▶ _WHAT TO DO_
Apart from the pictures, every entry below must be given again exactly.

─── DATA TO EXAMINE

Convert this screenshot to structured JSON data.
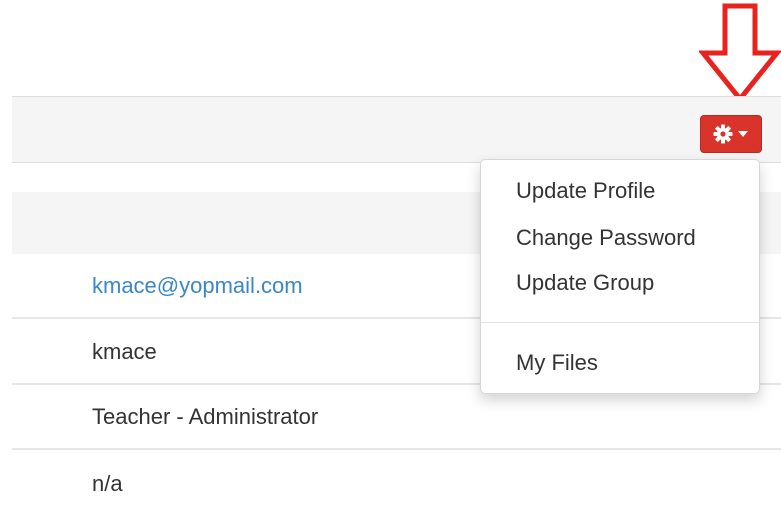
{
  "toolbar": {
    "settings_icon": "gear-icon",
    "caret_icon": "caret-down-icon",
    "button_color": "#d9342b"
  },
  "annotation": {
    "icon": "down-arrow-icon",
    "color": "#e8231f"
  },
  "dropdown": {
    "items": [
      {
        "label": "Update Profile"
      },
      {
        "label": "Change Password"
      },
      {
        "label": "Update Group"
      },
      {
        "label": "My Files"
      }
    ]
  },
  "profile": {
    "rows": [
      {
        "value": "kmace@yopmail.com"
      },
      {
        "value": "kmace"
      },
      {
        "value": "Teacher - Administrator"
      },
      {
        "value": "n/a"
      }
    ]
  },
  "colors": {
    "link": "#3a86c8",
    "header_bg": "#f5f5f5"
  }
}
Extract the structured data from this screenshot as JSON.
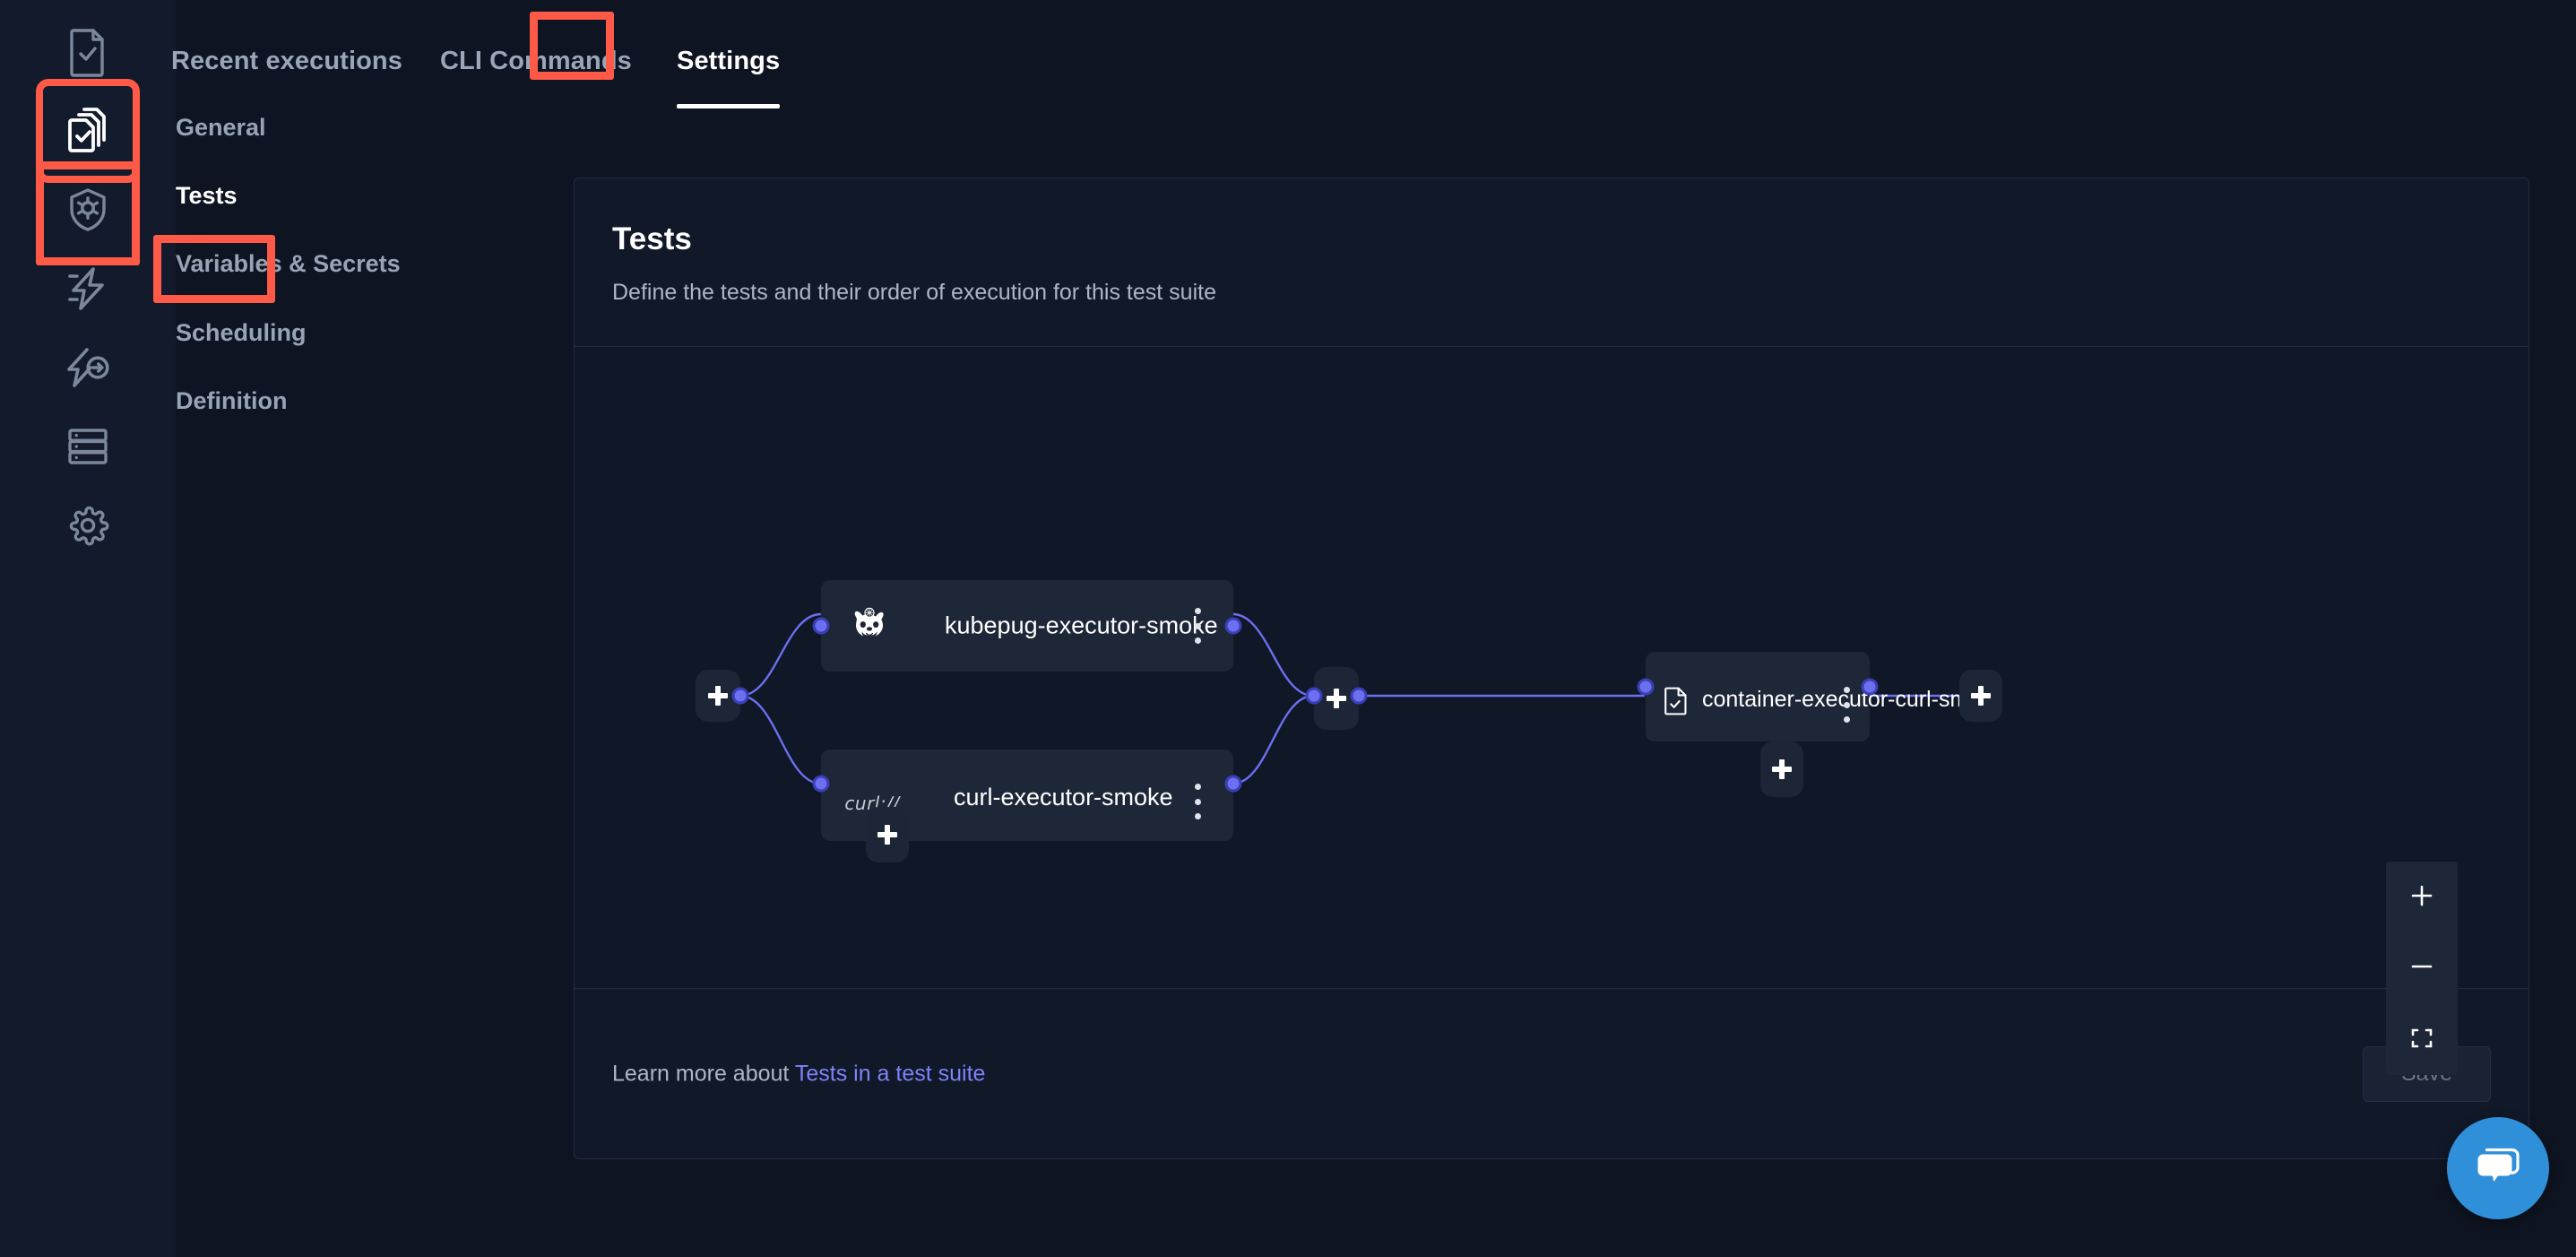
{
  "colors": {
    "page_bg": "#0e1421",
    "rail_bg": "#121a2b",
    "card_bg": "#111828",
    "canvas_bg": "#101726",
    "node_bg": "#1e2738",
    "annotation_red": "#ff5a47",
    "edge_purple": "#6c6ff0",
    "link_blue": "#7d83f7",
    "chat_blue": "#2f8fd8",
    "text_muted": "#9aa5b8",
    "text_white": "#ffffff"
  },
  "rail": {
    "items": [
      {
        "name": "tests",
        "icon": "document-check-icon",
        "active": false
      },
      {
        "name": "test-suites",
        "icon": "stacked-documents-check-icon",
        "active": true
      },
      {
        "name": "sources",
        "icon": "shield-gear-icon",
        "active": false
      },
      {
        "name": "triggers",
        "icon": "lightning-bolt-icon",
        "active": false
      },
      {
        "name": "webhooks",
        "icon": "lightning-arrow-icon",
        "active": false
      },
      {
        "name": "executors",
        "icon": "server-stack-icon",
        "active": false
      },
      {
        "name": "settings",
        "icon": "gear-icon",
        "active": false
      }
    ]
  },
  "tabs": [
    {
      "label": "Recent executions",
      "active": false
    },
    {
      "label": "CLI Commands",
      "active": false
    },
    {
      "label": "Settings",
      "active": true
    }
  ],
  "settings_nav": {
    "items": [
      {
        "label": "General",
        "active": false
      },
      {
        "label": "Tests",
        "active": true
      },
      {
        "label": "Variables & Secrets",
        "active": false
      },
      {
        "label": "Scheduling",
        "active": false
      },
      {
        "label": "Definition",
        "active": false
      }
    ]
  },
  "card": {
    "title": "Tests",
    "subtitle": "Define the tests and their order of execution for this test suite"
  },
  "flow": {
    "nodes": [
      {
        "id": "kubepug",
        "label": "kubepug-executor-smoke",
        "icon": "kubepug-pug-icon"
      },
      {
        "id": "curl",
        "label": "curl-executor-smoke",
        "icon": "curl-logo",
        "logo_text": "curl://"
      },
      {
        "id": "container",
        "label": "container-executor-curl-smo…",
        "icon": "document-check-icon"
      }
    ],
    "add_buttons": [
      {
        "name": "add-step-start"
      },
      {
        "name": "add-step-middle"
      },
      {
        "name": "add-step-end"
      },
      {
        "name": "add-parallel-step-left"
      },
      {
        "name": "add-parallel-step-right"
      }
    ],
    "menu_label": "more-options"
  },
  "zoom_controls": [
    {
      "name": "zoom-in",
      "glyph": "+"
    },
    {
      "name": "zoom-out",
      "glyph": "−"
    },
    {
      "name": "fit-view",
      "glyph": "⛶"
    }
  ],
  "footer": {
    "learn_prefix": "Learn more about ",
    "learn_link": "Tests in a test suite",
    "save_label": "Save"
  },
  "chat": {
    "name": "chat-widget",
    "icon": "chat-bubble-icon"
  }
}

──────

▶ _EXERCISE SOLUTION_
Convert this screenshot to structured JSON data.
{
  "toolbar": {
    "settings_icon": "gear-icon",
    "caret_icon": "caret-down-icon",
    "button_color": "#d9342b"
  },
  "annotation": {
    "icon": "down-arrow-icon",
    "color": "#e8231f"
  },
  "dropdown": {
    "items": [
      {
        "label": "Update Profile"
      },
      {
        "label": "Change Password"
      },
      {
        "label": "Update Group"
      },
      {
        "label": "My Files"
      }
    ]
  },
  "profile": {
    "rows": [
      {
        "value": "kmace@yopmail.com"
      },
      {
        "value": "kmace"
      },
      {
        "value": "Teacher - Administrator"
      },
      {
        "value": "n/a"
      }
    ]
  },
  "colors": {
    "link": "#3a86c8",
    "header_bg": "#f5f5f5"
  }
}
Extract the structured data from this screenshot as JSON.
{
  "colors": {
    "page_bg": "#0e1421",
    "rail_bg": "#121a2b",
    "card_bg": "#111828",
    "canvas_bg": "#101726",
    "node_bg": "#1e2738",
    "annotation_red": "#ff5a47",
    "edge_purple": "#6c6ff0",
    "link_blue": "#7d83f7",
    "chat_blue": "#2f8fd8",
    "text_muted": "#9aa5b8",
    "text_white": "#ffffff"
  },
  "rail": {
    "items": [
      {
        "name": "tests",
        "icon": "document-check-icon",
        "active": false
      },
      {
        "name": "test-suites",
        "icon": "stacked-documents-check-icon",
        "active": true
      },
      {
        "name": "sources",
        "icon": "shield-gear-icon",
        "active": false
      },
      {
        "name": "triggers",
        "icon": "lightning-bolt-icon",
        "active": false
      },
      {
        "name": "webhooks",
        "icon": "lightning-arrow-icon",
        "active": false
      },
      {
        "name": "executors",
        "icon": "server-stack-icon",
        "active": false
      },
      {
        "name": "settings",
        "icon": "gear-icon",
        "active": false
      }
    ]
  },
  "tabs": [
    {
      "label": "Recent executions",
      "active": false
    },
    {
      "label": "CLI Commands",
      "active": false
    },
    {
      "label": "Settings",
      "active": true
    }
  ],
  "settings_nav": {
    "items": [
      {
        "label": "General",
        "active": false
      },
      {
        "label": "Tests",
        "active": true
      },
      {
        "label": "Variables & Secrets",
        "active": false
      },
      {
        "label": "Scheduling",
        "active": false
      },
      {
        "label": "Definition",
        "active": false
      }
    ]
  },
  "card": {
    "title": "Tests",
    "subtitle": "Define the tests and their order of execution for this test suite"
  },
  "flow": {
    "nodes": [
      {
        "id": "kubepug",
        "label": "kubepug-executor-smoke",
        "icon": "kubepug-pug-icon"
      },
      {
        "id": "curl",
        "label": "curl-executor-smoke",
        "icon": "curl-logo",
        "logo_text": "curl://"
      },
      {
        "id": "container",
        "label": "container-executor-curl-smo…",
        "icon": "document-check-icon"
      }
    ],
    "add_buttons": [
      {
        "name": "add-step-start"
      },
      {
        "name": "add-step-middle"
      },
      {
        "name": "add-step-end"
      },
      {
        "name": "add-parallel-step-left"
      },
      {
        "name": "add-parallel-step-right"
      }
    ],
    "menu_label": "more-options"
  },
  "zoom_controls": [
    {
      "name": "zoom-in",
      "glyph": "+"
    },
    {
      "name": "zoom-out",
      "glyph": "−"
    },
    {
      "name": "fit-view",
      "glyph": "⛶"
    }
  ],
  "footer": {
    "learn_prefix": "Learn more about ",
    "learn_link": "Tests in a test suite",
    "save_label": "Save"
  },
  "chat": {
    "name": "chat-widget",
    "icon": "chat-bubble-icon"
  }
}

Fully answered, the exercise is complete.